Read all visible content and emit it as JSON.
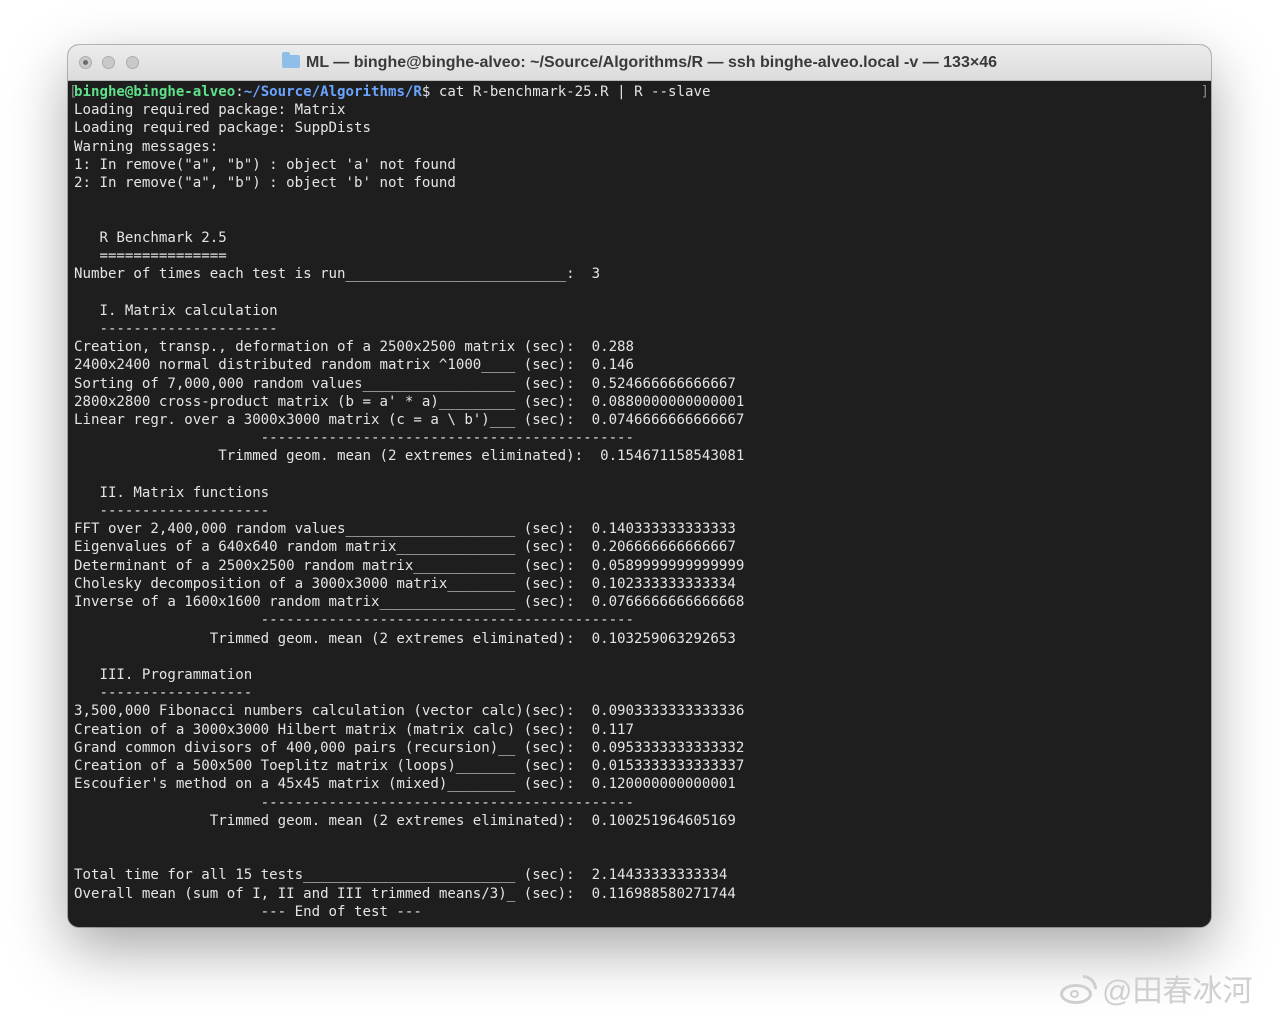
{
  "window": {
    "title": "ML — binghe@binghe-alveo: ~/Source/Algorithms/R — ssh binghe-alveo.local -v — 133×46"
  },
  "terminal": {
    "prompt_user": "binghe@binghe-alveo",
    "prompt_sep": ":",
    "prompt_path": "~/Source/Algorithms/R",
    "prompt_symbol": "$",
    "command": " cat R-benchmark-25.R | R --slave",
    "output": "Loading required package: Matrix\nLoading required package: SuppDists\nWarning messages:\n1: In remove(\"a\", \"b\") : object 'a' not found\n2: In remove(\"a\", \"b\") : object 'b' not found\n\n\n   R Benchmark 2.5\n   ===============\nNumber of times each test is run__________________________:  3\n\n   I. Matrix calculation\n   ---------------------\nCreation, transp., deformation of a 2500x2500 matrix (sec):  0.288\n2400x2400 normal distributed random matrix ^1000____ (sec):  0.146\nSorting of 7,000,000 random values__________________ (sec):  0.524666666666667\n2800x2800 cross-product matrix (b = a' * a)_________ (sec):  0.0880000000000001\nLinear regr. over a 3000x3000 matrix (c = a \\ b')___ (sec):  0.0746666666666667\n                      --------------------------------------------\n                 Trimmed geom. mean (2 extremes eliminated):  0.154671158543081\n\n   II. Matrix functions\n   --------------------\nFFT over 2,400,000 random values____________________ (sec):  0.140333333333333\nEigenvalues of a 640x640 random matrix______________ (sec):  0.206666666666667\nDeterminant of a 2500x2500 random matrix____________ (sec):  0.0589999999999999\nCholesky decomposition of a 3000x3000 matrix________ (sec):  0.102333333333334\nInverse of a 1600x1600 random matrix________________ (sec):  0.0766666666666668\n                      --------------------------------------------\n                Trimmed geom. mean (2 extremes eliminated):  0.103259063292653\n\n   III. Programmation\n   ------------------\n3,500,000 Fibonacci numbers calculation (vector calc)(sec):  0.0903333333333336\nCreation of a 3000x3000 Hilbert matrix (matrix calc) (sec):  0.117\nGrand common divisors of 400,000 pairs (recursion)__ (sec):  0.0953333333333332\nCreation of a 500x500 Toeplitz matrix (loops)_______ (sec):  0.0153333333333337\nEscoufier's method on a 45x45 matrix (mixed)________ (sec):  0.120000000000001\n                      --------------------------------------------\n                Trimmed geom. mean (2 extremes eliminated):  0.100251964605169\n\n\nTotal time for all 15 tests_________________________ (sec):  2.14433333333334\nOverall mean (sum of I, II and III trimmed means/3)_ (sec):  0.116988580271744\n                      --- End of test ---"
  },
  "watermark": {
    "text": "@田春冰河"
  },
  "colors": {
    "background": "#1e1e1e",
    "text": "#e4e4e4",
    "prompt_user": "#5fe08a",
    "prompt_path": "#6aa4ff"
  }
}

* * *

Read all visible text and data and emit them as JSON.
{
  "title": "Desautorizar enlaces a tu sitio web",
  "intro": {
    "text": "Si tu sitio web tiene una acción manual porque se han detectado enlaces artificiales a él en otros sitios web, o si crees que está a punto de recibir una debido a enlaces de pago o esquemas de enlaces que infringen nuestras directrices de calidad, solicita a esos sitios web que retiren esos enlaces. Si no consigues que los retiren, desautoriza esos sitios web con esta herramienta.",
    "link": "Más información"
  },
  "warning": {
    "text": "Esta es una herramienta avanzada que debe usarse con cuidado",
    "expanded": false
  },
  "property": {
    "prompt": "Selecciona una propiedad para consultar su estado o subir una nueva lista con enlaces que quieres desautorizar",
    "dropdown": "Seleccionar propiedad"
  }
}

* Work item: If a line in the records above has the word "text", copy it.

* Output of the task:
    "text": "@田春冰河"
    "text": "#e4e4e4",
Read all visible text and data and emit them as JSON.
    "text": "Si tu sitio web tiene una acción manual porque se han detectado enlaces artificiales a él en otros sitios web, o si crees que está a punto de recibir una debido a enlaces de pago o esquemas de enlaces que infringen nuestras directrices de calidad, solicita a esos sitios web que retiren esos enlaces. Si no consigues que los retiren, desautoriza esos sitios web con esta herramienta.",
    "text": "Esta es una herramienta avanzada que debe usarse con cuidado",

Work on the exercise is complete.